The devastating earthquake in Japan has crippled the auto industry in the country. Since March 11, Toyota, Nissan and Honda have all shut down auto production there due to damaged factories and a shortage of supply parts. Toyota may, in fact, lose production of 140,000 vehicles through March 26.
Toyota is now saying, though, that it will resume production of three hybrid models in Japan, starting Monday (March 28). The Japanese manufacturer will restart output of the Prius, Lexus HS250h and Lexus CT200h hybrid models, which are in high demand right now. A fear of shortages and the high price of oil has increased the demand for hybrids and fuel-efficient cars across the U.S.. Prices of the Prius have even gone up at some dealerships.

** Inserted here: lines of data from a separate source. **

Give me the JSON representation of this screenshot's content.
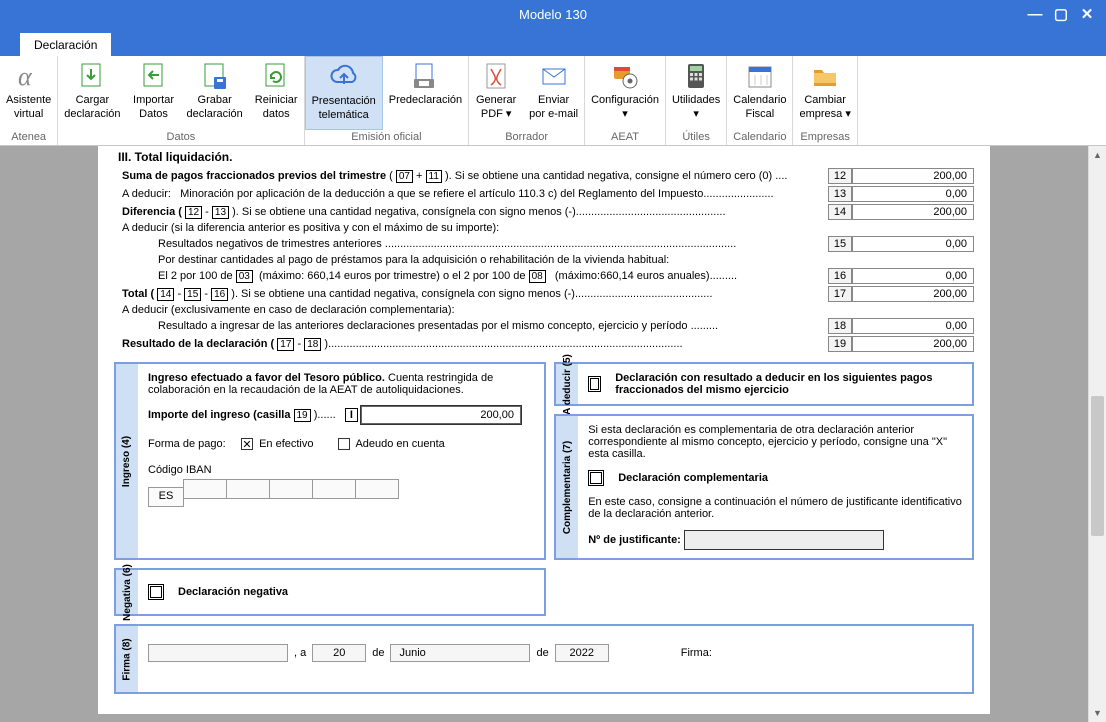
{
  "window": {
    "title": "Modelo 130"
  },
  "tab": {
    "label": "Declaración"
  },
  "ribbon": {
    "groups": [
      {
        "label": "Atenea",
        "items": [
          {
            "name": "asistente-virtual",
            "l1": "Asistente",
            "l2": "virtual",
            "icon": "alpha"
          }
        ]
      },
      {
        "label": "Datos",
        "items": [
          {
            "name": "cargar-declaracion",
            "l1": "Cargar",
            "l2": "declaración",
            "icon": "doc-arrow-down"
          },
          {
            "name": "importar-datos",
            "l1": "Importar",
            "l2": "Datos",
            "icon": "doc-arrow-left"
          },
          {
            "name": "grabar-declaracion",
            "l1": "Grabar",
            "l2": "declaración",
            "icon": "doc-disk"
          },
          {
            "name": "reiniciar-datos",
            "l1": "Reiniciar",
            "l2": "datos",
            "icon": "doc-refresh"
          }
        ]
      },
      {
        "label": "Emisión oficial",
        "items": [
          {
            "name": "presentacion-telematica",
            "l1": "Presentación",
            "l2": "telemática",
            "icon": "cloud-up",
            "selected": true
          },
          {
            "name": "predeclaracion",
            "l1": "Predeclaración",
            "l2": "",
            "icon": "doc-printer"
          }
        ]
      },
      {
        "label": "Borrador",
        "items": [
          {
            "name": "generar-pdf",
            "l1": "Generar",
            "l2": "PDF ▾",
            "icon": "pdf"
          },
          {
            "name": "enviar-email",
            "l1": "Enviar",
            "l2": "por e-mail",
            "icon": "mail"
          }
        ]
      },
      {
        "label": "AEAT",
        "items": [
          {
            "name": "configuracion",
            "l1": "Configuración",
            "l2": "▾",
            "icon": "gear-badge"
          }
        ]
      },
      {
        "label": "Útiles",
        "items": [
          {
            "name": "utilidades",
            "l1": "Utilidades",
            "l2": "▾",
            "icon": "calc"
          }
        ]
      },
      {
        "label": "Calendario",
        "items": [
          {
            "name": "calendario-fiscal",
            "l1": "Calendario",
            "l2": "Fiscal",
            "icon": "calendar"
          }
        ]
      },
      {
        "label": "Empresas",
        "items": [
          {
            "name": "cambiar-empresa",
            "l1": "Cambiar",
            "l2": "empresa ▾",
            "icon": "folder"
          }
        ]
      }
    ]
  },
  "section3": {
    "title": "III.  Total liquidación.",
    "rows": {
      "suma_prefix": "Suma de pagos fraccionados previos del trimestre",
      "suma_b1": "07",
      "suma_b2": "11",
      "suma_suffix": "). Si se obtiene una cantidad negativa, consigne el número cero (0)",
      "r12": {
        "num": "12",
        "val": "200,00"
      },
      "adeducir_label": "A deducir:",
      "adeducir_text": "Minoración por aplicación de la deducción a que se refiere el artículo 110.3 c) del Reglamento del Impuesto",
      "r13": {
        "num": "13",
        "val": "0,00"
      },
      "dif_prefix": "Diferencia (",
      "dif_b1": "12",
      "dif_sep": " - ",
      "dif_b2": "13",
      "dif_suffix": " ). Si se obtiene una cantidad negativa, consígnela con signo menos (-)",
      "r14": {
        "num": "14",
        "val": "200,00"
      },
      "adeducir2": "A deducir (si la diferencia anterior es positiva y con el máximo de su importe):",
      "resneg": "Resultados negativos de trimestres anteriores",
      "r15": {
        "num": "15",
        "val": "0,00"
      },
      "porhab": "Por destinar cantidades al pago de préstamos para la adquisición o rehabilitación de la vivienda habitual:",
      "el2_a": "El 2 por 100 de",
      "el2_b1": "03",
      "el2_mid": "(máximo: 660,14 euros por trimestre) o el 2 por 100 de",
      "el2_b2": "08",
      "el2_end": "(máximo:660,14 euros anuales)",
      "r16": {
        "num": "16",
        "val": "0,00"
      },
      "total_prefix": "Total (",
      "total_b1": "14",
      "total_s1": " - ",
      "total_b2": "15",
      "total_s2": " - ",
      "total_b3": "16",
      "total_suffix": " ). Si se obtiene una cantidad negativa, consígnela con signo menos (-)",
      "r17": {
        "num": "17",
        "val": "200,00"
      },
      "adeducir3": "A deducir (exclusivamente en caso de declaración complementaria):",
      "resing": "Resultado a ingresar de las anteriores declaraciones presentadas por el mismo concepto, ejercicio y período",
      "r18": {
        "num": "18",
        "val": "0,00"
      },
      "resdecl_prefix": "Resultado de la declaración (",
      "resdecl_b1": "17",
      "resdecl_sep": " - ",
      "resdecl_b2": "18",
      "resdecl_suffix": " )",
      "r19": {
        "num": "19",
        "val": "200,00"
      }
    }
  },
  "ingreso": {
    "label": "Ingreso (4)",
    "intro_bold": "Ingreso efectuado a favor del Tesoro público.",
    "intro_rest": " Cuenta restringida de colaboración en la recaudación de la AEAT de autoliquidaciones.",
    "importe_label": "Importe del ingreso (casilla",
    "importe_box": "19",
    "importe_dots": ")......",
    "importe_I": "I",
    "importe_val": "200,00",
    "forma_label": "Forma de pago:",
    "efectivo": "En efectivo",
    "adeudo": "Adeudo en cuenta",
    "iban_label": "Código IBAN",
    "iban_first": "ES"
  },
  "deducir": {
    "label": "A deducir (5)",
    "text": "Declaración con resultado a deducir en los siguientes pagos fraccionados del mismo ejercicio"
  },
  "negativa": {
    "label": "Negativa (6)",
    "text": "Declaración negativa"
  },
  "compl": {
    "label": "Complementaria (7)",
    "intro": "Si esta declaración es complementaria de otra declaración anterior correspondiente al mismo concepto, ejercicio y período, consigne una \"X\" esta casilla.",
    "chk_label": "Declaración complementaria",
    "note": "En este caso, consigne a continuación el número de justificante identificativo de la declaración anterior.",
    "just_label": "Nº de justificante:"
  },
  "firma": {
    "label": "Firma (8)",
    "a": ", a",
    "day": "20",
    "de1": "de",
    "month": "Junio",
    "de2": "de",
    "year": "2022",
    "firma_lbl": "Firma:"
  }
}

Wholesale prices on used Priuses have apparently increased by about $1,500 just in the last month, USA Today reports, while the average price paid for the Prius had risen by 0.5 percent within the first four days after the quake, to $25,629.
Toyota will, however, delay the launch of the Prius hybrid minivan and wagon because of a shortage of supply parts. The cars were initially meant to be rolled out in April.
Honda, on its end, will continue to keep its plants closed until April 3. Nissan head Carlos Ghosn said that about 40 of the company's auto-parts makers were affected the earthquake, hampering production. Nissan hopes to restart production next week.
To make matters worse, Japan is also dealing with blackouts and a fuel shortage after its nuclear-power plant was crippled.
Japan built 9.63 million vehicles in 2010, though its too early to tell what 2011 estimates look like.
Our thoughts are with the people of Japan.
This post was originally published on Smartplanet.com